MATERIAL PROVIDED -

:::::

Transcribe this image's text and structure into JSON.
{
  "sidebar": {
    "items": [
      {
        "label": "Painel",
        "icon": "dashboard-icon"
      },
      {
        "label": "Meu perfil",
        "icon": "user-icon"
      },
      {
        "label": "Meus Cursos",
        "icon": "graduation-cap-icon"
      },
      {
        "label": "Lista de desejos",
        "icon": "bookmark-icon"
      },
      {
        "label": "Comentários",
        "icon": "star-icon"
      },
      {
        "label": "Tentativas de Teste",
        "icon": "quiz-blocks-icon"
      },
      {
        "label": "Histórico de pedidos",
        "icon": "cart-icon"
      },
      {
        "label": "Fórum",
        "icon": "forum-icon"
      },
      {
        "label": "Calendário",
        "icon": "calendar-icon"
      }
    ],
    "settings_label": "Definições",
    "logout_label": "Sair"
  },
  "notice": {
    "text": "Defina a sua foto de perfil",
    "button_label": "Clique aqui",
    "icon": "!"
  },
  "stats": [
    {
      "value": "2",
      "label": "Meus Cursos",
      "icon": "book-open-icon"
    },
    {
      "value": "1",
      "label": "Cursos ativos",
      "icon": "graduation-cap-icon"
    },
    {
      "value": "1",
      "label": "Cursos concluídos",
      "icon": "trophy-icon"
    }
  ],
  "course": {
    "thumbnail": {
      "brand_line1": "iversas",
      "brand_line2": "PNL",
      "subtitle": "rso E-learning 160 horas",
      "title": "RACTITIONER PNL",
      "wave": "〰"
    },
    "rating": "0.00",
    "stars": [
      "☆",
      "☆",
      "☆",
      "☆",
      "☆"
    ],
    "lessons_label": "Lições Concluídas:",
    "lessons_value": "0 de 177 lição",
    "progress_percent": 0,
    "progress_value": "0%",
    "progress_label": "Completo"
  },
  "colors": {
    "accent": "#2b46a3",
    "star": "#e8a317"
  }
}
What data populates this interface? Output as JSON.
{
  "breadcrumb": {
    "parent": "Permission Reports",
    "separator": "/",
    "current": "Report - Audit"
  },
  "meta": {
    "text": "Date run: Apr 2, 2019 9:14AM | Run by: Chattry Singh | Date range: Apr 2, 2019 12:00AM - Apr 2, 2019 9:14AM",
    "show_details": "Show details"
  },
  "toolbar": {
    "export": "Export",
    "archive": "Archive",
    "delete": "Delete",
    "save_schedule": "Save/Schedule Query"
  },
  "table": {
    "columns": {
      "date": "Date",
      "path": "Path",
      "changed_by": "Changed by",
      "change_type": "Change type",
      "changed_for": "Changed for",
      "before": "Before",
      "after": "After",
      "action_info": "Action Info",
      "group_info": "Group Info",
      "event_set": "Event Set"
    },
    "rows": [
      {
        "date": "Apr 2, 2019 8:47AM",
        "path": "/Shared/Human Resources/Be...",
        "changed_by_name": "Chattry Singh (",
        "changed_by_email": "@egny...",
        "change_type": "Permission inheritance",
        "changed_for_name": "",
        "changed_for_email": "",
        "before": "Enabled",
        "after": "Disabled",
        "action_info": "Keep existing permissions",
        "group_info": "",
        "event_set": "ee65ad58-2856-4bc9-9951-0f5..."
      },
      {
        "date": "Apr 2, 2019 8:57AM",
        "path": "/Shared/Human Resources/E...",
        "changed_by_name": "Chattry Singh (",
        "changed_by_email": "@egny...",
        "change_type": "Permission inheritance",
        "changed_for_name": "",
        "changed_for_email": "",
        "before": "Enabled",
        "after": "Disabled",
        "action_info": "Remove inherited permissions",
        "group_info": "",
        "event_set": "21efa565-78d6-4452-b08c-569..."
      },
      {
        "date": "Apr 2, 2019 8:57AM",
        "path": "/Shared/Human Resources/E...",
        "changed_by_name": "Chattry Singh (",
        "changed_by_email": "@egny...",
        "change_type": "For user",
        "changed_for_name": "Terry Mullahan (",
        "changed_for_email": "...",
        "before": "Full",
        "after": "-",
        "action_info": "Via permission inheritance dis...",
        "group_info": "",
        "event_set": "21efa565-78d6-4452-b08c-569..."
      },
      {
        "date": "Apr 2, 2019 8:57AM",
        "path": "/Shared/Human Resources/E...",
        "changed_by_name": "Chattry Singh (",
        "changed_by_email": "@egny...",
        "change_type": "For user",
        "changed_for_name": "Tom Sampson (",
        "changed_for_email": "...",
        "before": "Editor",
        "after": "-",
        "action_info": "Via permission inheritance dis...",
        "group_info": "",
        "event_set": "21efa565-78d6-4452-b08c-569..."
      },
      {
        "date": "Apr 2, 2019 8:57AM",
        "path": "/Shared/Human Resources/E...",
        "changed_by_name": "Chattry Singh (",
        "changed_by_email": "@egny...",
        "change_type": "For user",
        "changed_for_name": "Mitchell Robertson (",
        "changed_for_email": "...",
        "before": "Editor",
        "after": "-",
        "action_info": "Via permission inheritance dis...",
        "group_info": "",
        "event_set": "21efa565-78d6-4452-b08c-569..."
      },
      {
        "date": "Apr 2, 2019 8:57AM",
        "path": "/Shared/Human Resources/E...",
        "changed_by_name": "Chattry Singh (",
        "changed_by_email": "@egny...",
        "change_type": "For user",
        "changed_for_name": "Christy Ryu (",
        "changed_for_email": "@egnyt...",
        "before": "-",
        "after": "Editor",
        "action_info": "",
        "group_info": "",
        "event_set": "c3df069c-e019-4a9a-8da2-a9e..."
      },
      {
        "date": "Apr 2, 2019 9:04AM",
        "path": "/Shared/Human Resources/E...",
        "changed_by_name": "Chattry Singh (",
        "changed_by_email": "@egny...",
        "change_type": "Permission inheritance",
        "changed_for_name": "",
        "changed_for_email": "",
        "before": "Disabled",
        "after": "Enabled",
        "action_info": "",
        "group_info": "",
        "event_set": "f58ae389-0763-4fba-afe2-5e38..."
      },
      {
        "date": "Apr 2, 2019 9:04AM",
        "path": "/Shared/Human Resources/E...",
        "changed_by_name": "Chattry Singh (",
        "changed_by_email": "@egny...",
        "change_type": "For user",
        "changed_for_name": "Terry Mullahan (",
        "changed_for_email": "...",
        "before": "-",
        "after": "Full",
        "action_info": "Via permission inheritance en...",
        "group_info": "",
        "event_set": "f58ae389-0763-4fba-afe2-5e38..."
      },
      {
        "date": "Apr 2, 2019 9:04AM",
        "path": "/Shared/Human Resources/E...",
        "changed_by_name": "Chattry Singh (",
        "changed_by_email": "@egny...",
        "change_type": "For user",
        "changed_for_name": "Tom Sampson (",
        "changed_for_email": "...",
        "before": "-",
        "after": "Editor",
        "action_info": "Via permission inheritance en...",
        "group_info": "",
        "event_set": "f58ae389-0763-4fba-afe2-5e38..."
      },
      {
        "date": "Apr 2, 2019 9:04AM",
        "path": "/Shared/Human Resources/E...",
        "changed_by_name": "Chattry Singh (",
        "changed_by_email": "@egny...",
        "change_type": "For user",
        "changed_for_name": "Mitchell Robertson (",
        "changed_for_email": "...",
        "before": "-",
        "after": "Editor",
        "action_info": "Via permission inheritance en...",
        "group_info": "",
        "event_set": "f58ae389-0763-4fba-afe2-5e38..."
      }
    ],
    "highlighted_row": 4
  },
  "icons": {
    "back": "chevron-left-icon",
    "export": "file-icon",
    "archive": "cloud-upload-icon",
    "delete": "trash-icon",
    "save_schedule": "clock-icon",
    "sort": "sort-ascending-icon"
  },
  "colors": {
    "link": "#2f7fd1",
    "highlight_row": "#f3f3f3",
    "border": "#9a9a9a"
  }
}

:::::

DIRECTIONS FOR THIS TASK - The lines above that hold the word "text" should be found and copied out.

RESULT BELOW -
Transcribe this image's text and structure into JSON.
    "text": "Defina a sua foto de perfil",
    "text": "Date run: Apr 2, 2019 9:14AM | Run by: Chattry Singh | Date range: Apr 2, 2019 12:00AM - Apr 2, 2019 9:14AM",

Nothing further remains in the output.